- if you alter channel expression you get changed activity, this leads to expression of channels that return cell to normal, happens very quickly i.e. activity-dependent regulation
- activity-independent coupled expression (monitoring gene expression)


How does water flow across a semipermeable membrane?

- osmotic flow across a membrane will have water moving from a place of low solute concentration to a place of high solution concentration in order to try and balance the concentration


What is a consequence of water flow via osmosis?

- if in a fixed compartment, as the water flows into the area of higher solute concentration, pressure will increase


What are regulatory volume increase and regulatory volume decrease?

- if a cell gains solute it will also gain water resulting in regulatory volume increase
- if a cell loses solute it will also lose water resulting in a regulatory volume decrease
- these are regulatory mechanisms - can be brought about by adding or taking away solute channels


What are consequences of increased/decreased volume?

- swelling can cause the cell to burst e.g. putting blood cells in hypotonic water, swelling of the brain cells results in brain damage because of limited capacity of blood to perfuse into the brain
- decreased - cell shrinkage

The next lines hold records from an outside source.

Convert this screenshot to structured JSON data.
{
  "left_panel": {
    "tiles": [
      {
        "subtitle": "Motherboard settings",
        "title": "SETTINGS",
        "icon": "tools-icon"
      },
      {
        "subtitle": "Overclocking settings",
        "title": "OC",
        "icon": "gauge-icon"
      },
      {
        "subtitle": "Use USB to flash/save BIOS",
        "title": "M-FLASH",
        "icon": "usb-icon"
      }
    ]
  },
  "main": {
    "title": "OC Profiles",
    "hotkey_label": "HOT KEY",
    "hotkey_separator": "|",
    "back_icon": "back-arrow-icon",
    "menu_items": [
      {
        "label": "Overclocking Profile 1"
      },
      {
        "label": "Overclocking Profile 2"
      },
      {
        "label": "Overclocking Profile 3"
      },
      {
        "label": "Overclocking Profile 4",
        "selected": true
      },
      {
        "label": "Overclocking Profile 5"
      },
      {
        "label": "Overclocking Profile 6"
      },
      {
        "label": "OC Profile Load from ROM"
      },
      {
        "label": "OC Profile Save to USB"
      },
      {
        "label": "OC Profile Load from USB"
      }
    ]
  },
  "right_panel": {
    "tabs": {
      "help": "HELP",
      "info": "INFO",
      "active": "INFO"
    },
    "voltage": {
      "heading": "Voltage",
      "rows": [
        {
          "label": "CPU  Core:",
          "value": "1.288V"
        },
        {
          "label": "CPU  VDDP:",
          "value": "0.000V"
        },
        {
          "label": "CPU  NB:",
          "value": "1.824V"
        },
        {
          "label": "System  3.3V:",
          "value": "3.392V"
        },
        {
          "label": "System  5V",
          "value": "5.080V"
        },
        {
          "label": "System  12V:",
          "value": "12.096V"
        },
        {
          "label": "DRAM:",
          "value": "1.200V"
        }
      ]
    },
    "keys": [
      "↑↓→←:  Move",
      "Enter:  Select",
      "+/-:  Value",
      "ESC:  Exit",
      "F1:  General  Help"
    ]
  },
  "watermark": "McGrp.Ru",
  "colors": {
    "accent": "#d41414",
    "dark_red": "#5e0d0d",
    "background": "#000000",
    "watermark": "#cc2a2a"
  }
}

What is a consequence of RVI/RVD?

- can change ion concentration that is necessary for neuron function/excitability


How can we induce long term changes?

- proteins that represent an osmotic component: osmolytes e.g. some amino acids (alanine, proline, taurine), polyols (glycerol, sorbitol, myo-inositol), methylamines (TMAO, betaine, GPC)
- cell can respond to osmotic changes by changing the amounts of these components


Is homeostatic control tight or loose?

very tight


What changes to activity can be caused by changes in plasma osmolality?

- 10 mOsm/k
- lead to reduced learning, headaches,
- in the other direction - delirium


Can washing mouth restore changes in osmolality?

- no, makes you feel less dehydrated but no difference to not being able to replenish fluids


What homeostatic pathways enable us to maintain osmolality?

- we have a set point ~290 mOsm/kilo
- hypertonicity: increase thirst (water intake), increase vasopressin (water retention), decrease Na+ appetite (no salt intake), increase Natriuresis (Na+ excretion)
- hypotonicty: decrease thirst (no water intake), decrease vasopressin (water excretion), maybe increase salt appetite, decrease natriuresis

- important to maintain volume as well as solute concentration


Where do we have sensors that pick up osmolality?

- gastrointestinal tract
- liver (Hepatic portal vein)
- splanchnic mesentery
- pharynx/oesophagus

e.g. drink water, sensors in pharynx and oesophagus will sense that, send info to the brain to inform it that you have just ingested something of a particular osmolality

- also sensors that sense osmolality of blood


Which regions of the brain are activated in response to hypertonic saline?

- ACC: anterior cingulate cortex – I'm thirsty
- lamina terminalus: in the hypothalamus – more involved in sensation

- ACC activity decreases as soon as you drink some water even if osmolality isn't changing i.e. a decrease in perception of thirst
- lamina terminalus barely changes in response to intake of water


What is the lamina terminalus?

- contains cells that are responding to very small changes in plasma osmolality
- faithful representatives
- signal through other pathways to tell the brain that behaviours need to change in order to restore plasma osmolality
- seem to respond to volume of the cell - swelling and shrinking seems to change its response
- swelling causes a decrease in conductance
- TRPV1 essential channel that links a change in volume with a change in osmolality


What is special about circumventricular organs?

- they have no blood brain barrier thus allowing them to sense plasma


What is vasopressin?

- a hormone that acts in the kidney and causes retention of fluid
- secreted at night to allow you to sleep
- alcohol suppresses expression of vasopressin
- secreted by magnocellular neurosecretory cells in the hypothalamus
- connected to the OVLT